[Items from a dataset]
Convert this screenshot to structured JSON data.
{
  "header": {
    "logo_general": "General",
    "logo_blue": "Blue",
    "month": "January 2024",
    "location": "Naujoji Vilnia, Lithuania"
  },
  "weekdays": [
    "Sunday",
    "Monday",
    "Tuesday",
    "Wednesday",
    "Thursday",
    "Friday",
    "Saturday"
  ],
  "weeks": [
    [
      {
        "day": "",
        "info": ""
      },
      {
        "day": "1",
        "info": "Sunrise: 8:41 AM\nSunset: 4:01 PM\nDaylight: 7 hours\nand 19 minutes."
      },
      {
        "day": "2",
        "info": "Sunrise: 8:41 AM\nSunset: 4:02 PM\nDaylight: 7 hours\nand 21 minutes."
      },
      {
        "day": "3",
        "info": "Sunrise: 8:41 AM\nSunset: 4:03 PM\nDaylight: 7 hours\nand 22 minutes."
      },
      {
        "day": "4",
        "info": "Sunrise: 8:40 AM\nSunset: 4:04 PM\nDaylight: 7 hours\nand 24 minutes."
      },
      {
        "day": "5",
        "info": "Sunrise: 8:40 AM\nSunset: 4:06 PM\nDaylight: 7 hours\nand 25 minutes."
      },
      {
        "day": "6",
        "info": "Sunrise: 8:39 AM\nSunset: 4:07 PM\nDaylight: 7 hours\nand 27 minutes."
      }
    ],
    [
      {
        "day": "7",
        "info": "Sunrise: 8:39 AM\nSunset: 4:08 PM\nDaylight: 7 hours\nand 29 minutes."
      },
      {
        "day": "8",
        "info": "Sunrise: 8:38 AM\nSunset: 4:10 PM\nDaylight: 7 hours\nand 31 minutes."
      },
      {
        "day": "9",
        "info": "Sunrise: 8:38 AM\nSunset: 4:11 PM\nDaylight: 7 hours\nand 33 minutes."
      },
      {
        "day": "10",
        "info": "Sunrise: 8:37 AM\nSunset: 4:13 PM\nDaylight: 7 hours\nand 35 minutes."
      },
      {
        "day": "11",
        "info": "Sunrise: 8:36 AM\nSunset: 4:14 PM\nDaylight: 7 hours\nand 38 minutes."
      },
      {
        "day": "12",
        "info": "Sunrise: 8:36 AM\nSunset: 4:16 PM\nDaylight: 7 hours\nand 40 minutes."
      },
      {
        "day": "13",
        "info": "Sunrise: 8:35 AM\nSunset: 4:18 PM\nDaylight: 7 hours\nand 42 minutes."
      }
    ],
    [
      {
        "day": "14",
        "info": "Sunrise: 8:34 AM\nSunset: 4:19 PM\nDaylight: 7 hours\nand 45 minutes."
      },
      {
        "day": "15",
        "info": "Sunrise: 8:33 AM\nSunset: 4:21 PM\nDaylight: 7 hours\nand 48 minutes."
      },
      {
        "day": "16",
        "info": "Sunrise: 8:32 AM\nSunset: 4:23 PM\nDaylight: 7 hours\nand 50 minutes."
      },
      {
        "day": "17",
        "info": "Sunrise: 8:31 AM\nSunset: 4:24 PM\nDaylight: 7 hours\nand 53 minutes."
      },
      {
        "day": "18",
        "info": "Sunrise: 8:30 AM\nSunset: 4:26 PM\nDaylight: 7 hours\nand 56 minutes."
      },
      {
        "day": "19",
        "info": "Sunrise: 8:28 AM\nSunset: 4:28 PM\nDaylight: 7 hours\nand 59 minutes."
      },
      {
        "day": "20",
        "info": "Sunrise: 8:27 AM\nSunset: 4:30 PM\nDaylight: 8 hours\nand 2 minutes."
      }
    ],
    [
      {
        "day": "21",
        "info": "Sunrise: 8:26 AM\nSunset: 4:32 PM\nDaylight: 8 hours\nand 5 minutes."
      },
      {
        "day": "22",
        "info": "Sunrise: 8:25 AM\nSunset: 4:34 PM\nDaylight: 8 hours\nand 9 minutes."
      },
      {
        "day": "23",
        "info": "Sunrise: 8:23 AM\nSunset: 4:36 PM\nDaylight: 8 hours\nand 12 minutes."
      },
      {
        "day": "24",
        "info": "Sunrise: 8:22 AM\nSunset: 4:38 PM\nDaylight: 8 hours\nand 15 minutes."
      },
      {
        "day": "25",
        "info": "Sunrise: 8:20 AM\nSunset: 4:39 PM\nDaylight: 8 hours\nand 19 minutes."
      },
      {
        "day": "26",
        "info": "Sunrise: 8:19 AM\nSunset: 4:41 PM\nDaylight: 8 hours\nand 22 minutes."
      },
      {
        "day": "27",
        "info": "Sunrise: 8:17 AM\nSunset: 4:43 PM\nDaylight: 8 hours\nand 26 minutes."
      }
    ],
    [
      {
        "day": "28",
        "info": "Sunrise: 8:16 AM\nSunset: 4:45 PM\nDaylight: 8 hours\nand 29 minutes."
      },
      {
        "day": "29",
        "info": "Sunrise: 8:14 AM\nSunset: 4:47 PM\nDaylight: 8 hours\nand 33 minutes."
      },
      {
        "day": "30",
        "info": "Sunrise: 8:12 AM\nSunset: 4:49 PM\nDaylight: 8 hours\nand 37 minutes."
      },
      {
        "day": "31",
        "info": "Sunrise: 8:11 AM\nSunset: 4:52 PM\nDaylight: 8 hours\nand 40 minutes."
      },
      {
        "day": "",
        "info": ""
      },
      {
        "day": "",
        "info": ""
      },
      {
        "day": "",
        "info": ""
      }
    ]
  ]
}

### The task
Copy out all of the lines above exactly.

### Response for this exercise
Convert this screenshot to structured JSON data.
{
  "header": {
    "logo_general": "General",
    "logo_blue": "Blue",
    "month": "January 2024",
    "location": "Naujoji Vilnia, Lithuania"
  },
  "weekdays": [
    "Sunday",
    "Monday",
    "Tuesday",
    "Wednesday",
    "Thursday",
    "Friday",
    "Saturday"
  ],
  "weeks": [
    [
      {
        "day": "",
        "info": ""
      },
      {
        "day": "1",
        "info": "Sunrise: 8:41 AM\nSunset: 4:01 PM\nDaylight: 7 hours\nand 19 minutes."
      },
      {
        "day": "2",
        "info": "Sunrise: 8:41 AM\nSunset: 4:02 PM\nDaylight: 7 hours\nand 21 minutes."
      },
      {
        "day": "3",
        "info": "Sunrise: 8:41 AM\nSunset: 4:03 PM\nDaylight: 7 hours\nand 22 minutes."
      },
      {
        "day": "4",
        "info": "Sunrise: 8:40 AM\nSunset: 4:04 PM\nDaylight: 7 hours\nand 24 minutes."
      },
      {
        "day": "5",
        "info": "Sunrise: 8:40 AM\nSunset: 4:06 PM\nDaylight: 7 hours\nand 25 minutes."
      },
      {
        "day": "6",
        "info": "Sunrise: 8:39 AM\nSunset: 4:07 PM\nDaylight: 7 hours\nand 27 minutes."
      }
    ],
    [
      {
        "day": "7",
        "info": "Sunrise: 8:39 AM\nSunset: 4:08 PM\nDaylight: 7 hours\nand 29 minutes."
      },
      {
        "day": "8",
        "info": "Sunrise: 8:38 AM\nSunset: 4:10 PM\nDaylight: 7 hours\nand 31 minutes."
      },
      {
        "day": "9",
        "info": "Sunrise: 8:38 AM\nSunset: 4:11 PM\nDaylight: 7 hours\nand 33 minutes."
      },
      {
        "day": "10",
        "info": "Sunrise: 8:37 AM\nSunset: 4:13 PM\nDaylight: 7 hours\nand 35 minutes."
      },
      {
        "day": "11",
        "info": "Sunrise: 8:36 AM\nSunset: 4:14 PM\nDaylight: 7 hours\nand 38 minutes."
      },
      {
        "day": "12",
        "info": "Sunrise: 8:36 AM\nSunset: 4:16 PM\nDaylight: 7 hours\nand 40 minutes."
      },
      {
        "day": "13",
        "info": "Sunrise: 8:35 AM\nSunset: 4:18 PM\nDaylight: 7 hours\nand 42 minutes."
      }
    ],
    [
      {
        "day": "14",
        "info": "Sunrise: 8:34 AM\nSunset: 4:19 PM\nDaylight: 7 hours\nand 45 minutes."
      },
      {
        "day": "15",
        "info": "Sunrise: 8:33 AM\nSunset: 4:21 PM\nDaylight: 7 hours\nand 48 minutes."
      },
      {
        "day": "16",
        "info": "Sunrise: 8:32 AM\nSunset: 4:23 PM\nDaylight: 7 hours\nand 50 minutes."
      },
      {
        "day": "17",
        "info": "Sunrise: 8:31 AM\nSunset: 4:24 PM\nDaylight: 7 hours\nand 53 minutes."
      },
      {
        "day": "18",
        "info": "Sunrise: 8:30 AM\nSunset: 4:26 PM\nDaylight: 7 hours\nand 56 minutes."
      },
      {
        "day": "19",
        "info": "Sunrise: 8:28 AM\nSunset: 4:28 PM\nDaylight: 7 hours\nand 59 minutes."
      },
      {
        "day": "20",
        "info": "Sunrise: 8:27 AM\nSunset: 4:30 PM\nDaylight: 8 hours\nand 2 minutes."
      }
    ],
    [
      {
        "day": "21",
        "info": "Sunrise: 8:26 AM\nSunset: 4:32 PM\nDaylight: 8 hours\nand 5 minutes."
      },
      {
        "day": "22",
        "info": "Sunrise: 8:25 AM\nSunset: 4:34 PM\nDaylight: 8 hours\nand 9 minutes."
      },
      {
        "day": "23",
        "info": "Sunrise: 8:23 AM\nSunset: 4:36 PM\nDaylight: 8 hours\nand 12 minutes."
      },
      {
        "day": "24",
        "info": "Sunrise: 8:22 AM\nSunset: 4:38 PM\nDaylight: 8 hours\nand 15 minutes."
      },
      {
        "day": "25",
        "info": "Sunrise: 8:20 AM\nSunset: 4:39 PM\nDaylight: 8 hours\nand 19 minutes."
      },
      {
        "day": "26",
        "info": "Sunrise: 8:19 AM\nSunset: 4:41 PM\nDaylight: 8 hours\nand 22 minutes."
      },
      {
        "day": "27",
        "info": "Sunrise: 8:17 AM\nSunset: 4:43 PM\nDaylight: 8 hours\nand 26 minutes."
      }
    ],
    [
      {
        "day": "28",
        "info": "Sunrise: 8:16 AM\nSunset: 4:45 PM\nDaylight: 8 hours\nand 29 minutes."
      },
      {
        "day": "29",
        "info": "Sunrise: 8:14 AM\nSunset: 4:47 PM\nDaylight: 8 hours\nand 33 minutes."
      },
      {
        "day": "30",
        "info": "Sunrise: 8:12 AM\nSunset: 4:49 PM\nDaylight: 8 hours\nand 37 minutes."
      },
      {
        "day": "31",
        "info": "Sunrise: 8:11 AM\nSunset: 4:52 PM\nDaylight: 8 hours\nand 40 minutes."
      },
      {
        "day": "",
        "info": ""
      },
      {
        "day": "",
        "info": ""
      },
      {
        "day": "",
        "info": ""
      }
    ]
  ]
}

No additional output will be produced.